Judicial review of a denial of disability benefits under the Social Security Act is limited to determining whether the findings of the Secretary are supported by substantial evidence and whether the correct law was applied. See 42 U.S.C. § 405(g) ("The findings of the Secretary as to any fact, if supported by substantial evidence, shall be conclusive....", Richardson v. Perales, 402 U.S. 389, 390 (1971), citing § 405(g)). The phrase "supported by substantial evidence" means "such relevant evidence as a reasonable mind might accept as adequate to support a conclusion." Perales, 402 U.S. at 401 (citing Consolidated Edison Co. v. NLRB, 305 U.S. 197, 229 (1938)). Elaborating on the foregoing definition, this court has defined "supported by substantial evidence" as:
... evidence which a reasoning mind would accept as sufficient to support a particular conclusion.
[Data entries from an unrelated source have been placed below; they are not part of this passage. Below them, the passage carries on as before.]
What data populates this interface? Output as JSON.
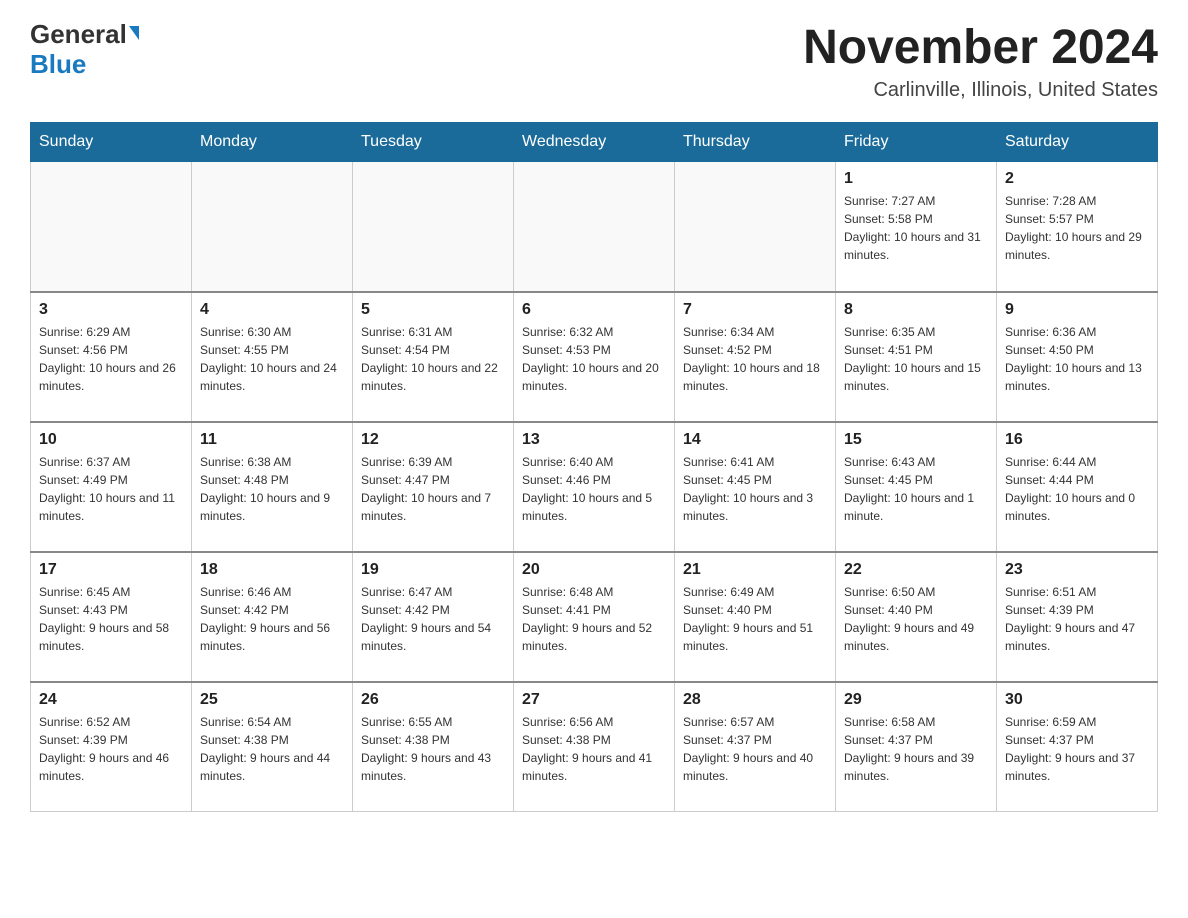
{
  "header": {
    "logo_general": "General",
    "logo_blue": "Blue",
    "month_title": "November 2024",
    "location": "Carlinville, Illinois, United States"
  },
  "weekdays": [
    "Sunday",
    "Monday",
    "Tuesday",
    "Wednesday",
    "Thursday",
    "Friday",
    "Saturday"
  ],
  "weeks": [
    [
      {
        "day": "",
        "info": ""
      },
      {
        "day": "",
        "info": ""
      },
      {
        "day": "",
        "info": ""
      },
      {
        "day": "",
        "info": ""
      },
      {
        "day": "",
        "info": ""
      },
      {
        "day": "1",
        "info": "Sunrise: 7:27 AM\nSunset: 5:58 PM\nDaylight: 10 hours and 31 minutes."
      },
      {
        "day": "2",
        "info": "Sunrise: 7:28 AM\nSunset: 5:57 PM\nDaylight: 10 hours and 29 minutes."
      }
    ],
    [
      {
        "day": "3",
        "info": "Sunrise: 6:29 AM\nSunset: 4:56 PM\nDaylight: 10 hours and 26 minutes."
      },
      {
        "day": "4",
        "info": "Sunrise: 6:30 AM\nSunset: 4:55 PM\nDaylight: 10 hours and 24 minutes."
      },
      {
        "day": "5",
        "info": "Sunrise: 6:31 AM\nSunset: 4:54 PM\nDaylight: 10 hours and 22 minutes."
      },
      {
        "day": "6",
        "info": "Sunrise: 6:32 AM\nSunset: 4:53 PM\nDaylight: 10 hours and 20 minutes."
      },
      {
        "day": "7",
        "info": "Sunrise: 6:34 AM\nSunset: 4:52 PM\nDaylight: 10 hours and 18 minutes."
      },
      {
        "day": "8",
        "info": "Sunrise: 6:35 AM\nSunset: 4:51 PM\nDaylight: 10 hours and 15 minutes."
      },
      {
        "day": "9",
        "info": "Sunrise: 6:36 AM\nSunset: 4:50 PM\nDaylight: 10 hours and 13 minutes."
      }
    ],
    [
      {
        "day": "10",
        "info": "Sunrise: 6:37 AM\nSunset: 4:49 PM\nDaylight: 10 hours and 11 minutes."
      },
      {
        "day": "11",
        "info": "Sunrise: 6:38 AM\nSunset: 4:48 PM\nDaylight: 10 hours and 9 minutes."
      },
      {
        "day": "12",
        "info": "Sunrise: 6:39 AM\nSunset: 4:47 PM\nDaylight: 10 hours and 7 minutes."
      },
      {
        "day": "13",
        "info": "Sunrise: 6:40 AM\nSunset: 4:46 PM\nDaylight: 10 hours and 5 minutes."
      },
      {
        "day": "14",
        "info": "Sunrise: 6:41 AM\nSunset: 4:45 PM\nDaylight: 10 hours and 3 minutes."
      },
      {
        "day": "15",
        "info": "Sunrise: 6:43 AM\nSunset: 4:45 PM\nDaylight: 10 hours and 1 minute."
      },
      {
        "day": "16",
        "info": "Sunrise: 6:44 AM\nSunset: 4:44 PM\nDaylight: 10 hours and 0 minutes."
      }
    ],
    [
      {
        "day": "17",
        "info": "Sunrise: 6:45 AM\nSunset: 4:43 PM\nDaylight: 9 hours and 58 minutes."
      },
      {
        "day": "18",
        "info": "Sunrise: 6:46 AM\nSunset: 4:42 PM\nDaylight: 9 hours and 56 minutes."
      },
      {
        "day": "19",
        "info": "Sunrise: 6:47 AM\nSunset: 4:42 PM\nDaylight: 9 hours and 54 minutes."
      },
      {
        "day": "20",
        "info": "Sunrise: 6:48 AM\nSunset: 4:41 PM\nDaylight: 9 hours and 52 minutes."
      },
      {
        "day": "21",
        "info": "Sunrise: 6:49 AM\nSunset: 4:40 PM\nDaylight: 9 hours and 51 minutes."
      },
      {
        "day": "22",
        "info": "Sunrise: 6:50 AM\nSunset: 4:40 PM\nDaylight: 9 hours and 49 minutes."
      },
      {
        "day": "23",
        "info": "Sunrise: 6:51 AM\nSunset: 4:39 PM\nDaylight: 9 hours and 47 minutes."
      }
    ],
    [
      {
        "day": "24",
        "info": "Sunrise: 6:52 AM\nSunset: 4:39 PM\nDaylight: 9 hours and 46 minutes."
      },
      {
        "day": "25",
        "info": "Sunrise: 6:54 AM\nSunset: 4:38 PM\nDaylight: 9 hours and 44 minutes."
      },
      {
        "day": "26",
        "info": "Sunrise: 6:55 AM\nSunset: 4:38 PM\nDaylight: 9 hours and 43 minutes."
      },
      {
        "day": "27",
        "info": "Sunrise: 6:56 AM\nSunset: 4:38 PM\nDaylight: 9 hours and 41 minutes."
      },
      {
        "day": "28",
        "info": "Sunrise: 6:57 AM\nSunset: 4:37 PM\nDaylight: 9 hours and 40 minutes."
      },
      {
        "day": "29",
        "info": "Sunrise: 6:58 AM\nSunset: 4:37 PM\nDaylight: 9 hours and 39 minutes."
      },
      {
        "day": "30",
        "info": "Sunrise: 6:59 AM\nSunset: 4:37 PM\nDaylight: 9 hours and 37 minutes."
      }
    ]
  ]
}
It consists of more than a mere scintilla of evidence but may be somewhat less than a preponderance. If there is evidence to justify a refusal to direct a verdict were the case before a jury, then there is "substantial evidence."
Laws v. Celebrezze, 368 F.2d 640, 642 (4th Cir. 1966), quoted in Shively v. Heckler, 739 F.2d 987, 989 (4th Cir 1984). Thus, it is not within the province of a reviewing court to determine the weight of the evidence, nor is it the court's function to substitute its judgment for that of the Secretary if his decision is supported by substantial evidence. See Laws, 368 F.2d at 642; Snyder v. Ribicoff, 307 F.2d 518, 520 (4th Cir. 1962). Ultimately, it is the duty of the administrative law judge reviewing a claim for benefits, and not the courts, to make findings of fact and to resolve conflicts in the evidence. See King v. Califano, 599 F.2d 597, 599 (4th Cir. 1979) ("This court does not find facts or try the case de novo when reviewing disability determinations.").
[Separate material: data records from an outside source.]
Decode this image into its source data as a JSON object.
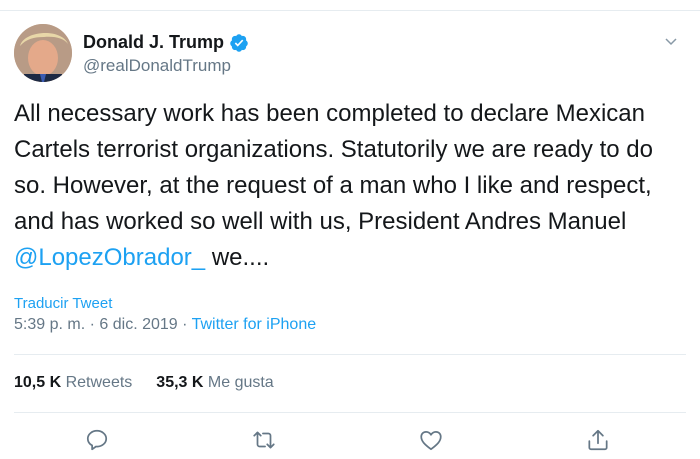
{
  "author": {
    "display_name": "Donald J. Trump",
    "handle": "@realDonaldTrump",
    "verified": true
  },
  "tweet": {
    "text_before_mention": "All necessary work has been completed to declare Mexican Cartels terrorist organizations. Statutorily we are ready to do so. However, at the request of a man who I like and respect, and has worked so well with us, President Andres Manuel ",
    "mention": "@LopezObrador_",
    "text_after_mention": " we...."
  },
  "translate_label": "Traducir Tweet",
  "meta": {
    "time": "5:39 p. m.",
    "separator": "·",
    "date": "6 dic. 2019",
    "source": "Twitter for iPhone"
  },
  "stats": {
    "retweets_count": "10,5 K",
    "retweets_label": "Retweets",
    "likes_count": "35,3 K",
    "likes_label": "Me gusta"
  },
  "icons": {
    "reply": "reply-icon",
    "retweet": "retweet-icon",
    "like": "heart-icon",
    "share": "share-icon",
    "menu": "chevron-down-icon",
    "verified": "verified-badge-icon"
  },
  "colors": {
    "link": "#1da1f2",
    "secondary_text": "#657786",
    "primary_text": "#14171a"
  }
}
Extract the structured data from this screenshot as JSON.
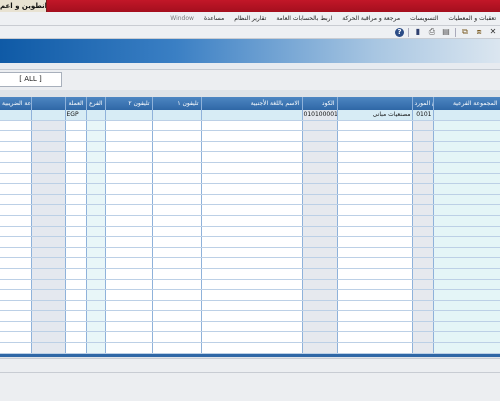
{
  "window": {
    "title": "انطوين و اعم"
  },
  "menu": {
    "items": [
      {
        "label": "Window",
        "muted": true
      },
      {
        "label": "مساعدة"
      },
      {
        "label": "تقارير النظام"
      },
      {
        "label": "اربط بالحسابات العامة"
      },
      {
        "label": "مرجعة و مراقبة الحركة"
      },
      {
        "label": "التسويسات"
      },
      {
        "label": "تعقبات و المعطيات"
      }
    ]
  },
  "toolbar": {
    "tools": [
      {
        "name": "help-icon",
        "glyph": "?"
      },
      {
        "name": "exit-icon",
        "glyph": "▮"
      },
      {
        "name": "print-icon",
        "glyph": "⎙"
      },
      {
        "name": "preview-icon",
        "glyph": "▤"
      },
      {
        "name": "copy-icon",
        "glyph": "⧉"
      },
      {
        "name": "paste-icon",
        "glyph": "⧈"
      },
      {
        "name": "close-icon",
        "glyph": "✕"
      }
    ]
  },
  "filter": {
    "tab_label": "[ ALL ]"
  },
  "grid": {
    "columns": [
      {
        "key": "tax",
        "label": "المجموعة الضريبية"
      },
      {
        "key": "currency",
        "label": "العملة"
      },
      {
        "key": "branch",
        "label": "الفرع"
      },
      {
        "key": "phone2",
        "label": "تليفون ٢"
      },
      {
        "key": "phone1",
        "label": "تليفون ١"
      },
      {
        "key": "foreign_name",
        "label": "الاسم باللغة الأجنبية"
      },
      {
        "key": "code",
        "label": "الكود"
      },
      {
        "key": "name",
        "label": ""
      },
      {
        "key": "type",
        "label": "نوع المورد"
      },
      {
        "key": "group",
        "label": "المجموعة الفرعية"
      }
    ],
    "rows": [
      {
        "tax": "",
        "currency": "EGP",
        "branch": "",
        "phone2": "",
        "phone1": "",
        "foreign_name": "",
        "code": "010100001",
        "name": "مصنعيات مبانى",
        "type": "0101",
        "group": ""
      }
    ],
    "empty_row_count": 24
  }
}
Given the specific and narrow scope of review in this case, while the ALJ's decision may not be supported by a preponderance of the evidence, it most certainly is supported by substantial evidence. Since 1983, Dixon has been examined and treated by at least nine medical practitioners, including physicians, orthopaedic specialists, a rheumatologist, a psychologist, registered nurses and physical therapists, and other physical rehabilitation specialists. All have testified or reported that Dixon was not in great pain, that he suffered no debilitating physical problems, that he did not take his treatment seriously, that he was capable of working with his hands, and that he could return to work. The conclusion which we draw from the record is that Dixon is capable of productive employment notwithstanding his wholly subjective protestations of pain. Accordingly, the decision of the district court is